Data shown:

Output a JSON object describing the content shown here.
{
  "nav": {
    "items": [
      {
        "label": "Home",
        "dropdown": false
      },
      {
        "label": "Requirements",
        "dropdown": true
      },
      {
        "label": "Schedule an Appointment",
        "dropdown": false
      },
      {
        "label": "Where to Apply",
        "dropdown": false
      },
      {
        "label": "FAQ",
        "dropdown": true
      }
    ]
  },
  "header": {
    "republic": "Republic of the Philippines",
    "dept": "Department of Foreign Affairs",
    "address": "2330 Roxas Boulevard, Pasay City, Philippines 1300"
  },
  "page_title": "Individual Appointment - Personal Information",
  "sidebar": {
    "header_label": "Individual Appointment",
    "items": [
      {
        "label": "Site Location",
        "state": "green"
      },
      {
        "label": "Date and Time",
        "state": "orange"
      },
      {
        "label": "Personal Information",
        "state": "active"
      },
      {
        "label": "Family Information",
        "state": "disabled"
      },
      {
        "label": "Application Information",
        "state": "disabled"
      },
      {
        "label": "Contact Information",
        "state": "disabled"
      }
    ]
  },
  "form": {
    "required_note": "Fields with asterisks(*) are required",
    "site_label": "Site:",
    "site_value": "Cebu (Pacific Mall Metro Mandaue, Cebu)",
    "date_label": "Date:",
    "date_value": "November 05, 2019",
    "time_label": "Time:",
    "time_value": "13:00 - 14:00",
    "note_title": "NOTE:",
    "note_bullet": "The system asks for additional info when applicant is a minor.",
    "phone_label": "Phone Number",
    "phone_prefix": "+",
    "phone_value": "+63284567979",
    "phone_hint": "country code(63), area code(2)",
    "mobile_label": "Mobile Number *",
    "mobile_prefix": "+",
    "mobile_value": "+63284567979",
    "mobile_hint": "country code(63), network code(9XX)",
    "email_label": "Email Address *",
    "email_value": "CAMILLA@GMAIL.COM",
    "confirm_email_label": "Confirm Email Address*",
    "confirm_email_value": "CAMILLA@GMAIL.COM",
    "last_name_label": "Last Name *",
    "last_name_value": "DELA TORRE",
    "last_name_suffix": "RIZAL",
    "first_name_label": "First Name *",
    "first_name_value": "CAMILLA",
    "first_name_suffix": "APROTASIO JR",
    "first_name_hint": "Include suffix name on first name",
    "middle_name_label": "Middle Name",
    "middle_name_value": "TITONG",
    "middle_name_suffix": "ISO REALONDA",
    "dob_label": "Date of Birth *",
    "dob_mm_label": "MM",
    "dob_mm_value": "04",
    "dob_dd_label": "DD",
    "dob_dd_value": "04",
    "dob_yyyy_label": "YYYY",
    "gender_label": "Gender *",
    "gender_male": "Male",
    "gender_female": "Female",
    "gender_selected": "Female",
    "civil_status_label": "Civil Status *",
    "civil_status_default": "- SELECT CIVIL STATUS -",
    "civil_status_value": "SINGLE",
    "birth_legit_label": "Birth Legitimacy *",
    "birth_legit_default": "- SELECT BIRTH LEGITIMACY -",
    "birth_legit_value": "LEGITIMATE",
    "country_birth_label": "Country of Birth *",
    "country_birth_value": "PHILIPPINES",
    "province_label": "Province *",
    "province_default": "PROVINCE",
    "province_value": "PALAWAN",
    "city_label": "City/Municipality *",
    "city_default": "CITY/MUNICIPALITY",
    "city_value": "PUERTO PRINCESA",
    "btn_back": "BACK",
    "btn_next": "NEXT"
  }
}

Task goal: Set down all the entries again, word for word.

Exercise response:
Output a JSON object describing the content shown here.
{
  "nav": {
    "items": [
      {
        "label": "Home",
        "dropdown": false
      },
      {
        "label": "Requirements",
        "dropdown": true
      },
      {
        "label": "Schedule an Appointment",
        "dropdown": false
      },
      {
        "label": "Where to Apply",
        "dropdown": false
      },
      {
        "label": "FAQ",
        "dropdown": true
      }
    ]
  },
  "header": {
    "republic": "Republic of the Philippines",
    "dept": "Department of Foreign Affairs",
    "address": "2330 Roxas Boulevard, Pasay City, Philippines 1300"
  },
  "page_title": "Individual Appointment - Personal Information",
  "sidebar": {
    "header_label": "Individual Appointment",
    "items": [
      {
        "label": "Site Location",
        "state": "green"
      },
      {
        "label": "Date and Time",
        "state": "orange"
      },
      {
        "label": "Personal Information",
        "state": "active"
      },
      {
        "label": "Family Information",
        "state": "disabled"
      },
      {
        "label": "Application Information",
        "state": "disabled"
      },
      {
        "label": "Contact Information",
        "state": "disabled"
      }
    ]
  },
  "form": {
    "required_note": "Fields with asterisks(*) are required",
    "site_label": "Site:",
    "site_value": "Cebu (Pacific Mall Metro Mandaue, Cebu)",
    "date_label": "Date:",
    "date_value": "November 05, 2019",
    "time_label": "Time:",
    "time_value": "13:00 - 14:00",
    "note_title": "NOTE:",
    "note_bullet": "The system asks for additional info when applicant is a minor.",
    "phone_label": "Phone Number",
    "phone_prefix": "+",
    "phone_value": "+63284567979",
    "phone_hint": "country code(63), area code(2)",
    "mobile_label": "Mobile Number *",
    "mobile_prefix": "+",
    "mobile_value": "+63284567979",
    "mobile_hint": "country code(63), network code(9XX)",
    "email_label": "Email Address *",
    "email_value": "CAMILLA@GMAIL.COM",
    "confirm_email_label": "Confirm Email Address*",
    "confirm_email_value": "CAMILLA@GMAIL.COM",
    "last_name_label": "Last Name *",
    "last_name_value": "DELA TORRE",
    "last_name_suffix": "RIZAL",
    "first_name_label": "First Name *",
    "first_name_value": "CAMILLA",
    "first_name_suffix": "APROTASIO JR",
    "first_name_hint": "Include suffix name on first name",
    "middle_name_label": "Middle Name",
    "middle_name_value": "TITONG",
    "middle_name_suffix": "ISO REALONDA",
    "dob_label": "Date of Birth *",
    "dob_mm_label": "MM",
    "dob_mm_value": "04",
    "dob_dd_label": "DD",
    "dob_dd_value": "04",
    "dob_yyyy_label": "YYYY",
    "gender_label": "Gender *",
    "gender_male": "Male",
    "gender_female": "Female",
    "gender_selected": "Female",
    "civil_status_label": "Civil Status *",
    "civil_status_default": "- SELECT CIVIL STATUS -",
    "civil_status_value": "SINGLE",
    "birth_legit_label": "Birth Legitimacy *",
    "birth_legit_default": "- SELECT BIRTH LEGITIMACY -",
    "birth_legit_value": "LEGITIMATE",
    "country_birth_label": "Country of Birth *",
    "country_birth_value": "PHILIPPINES",
    "province_label": "Province *",
    "province_default": "PROVINCE",
    "province_value": "PALAWAN",
    "city_label": "City/Municipality *",
    "city_default": "CITY/MUNICIPALITY",
    "city_value": "PUERTO PRINCESA",
    "btn_back": "BACK",
    "btn_next": "NEXT"
  }
}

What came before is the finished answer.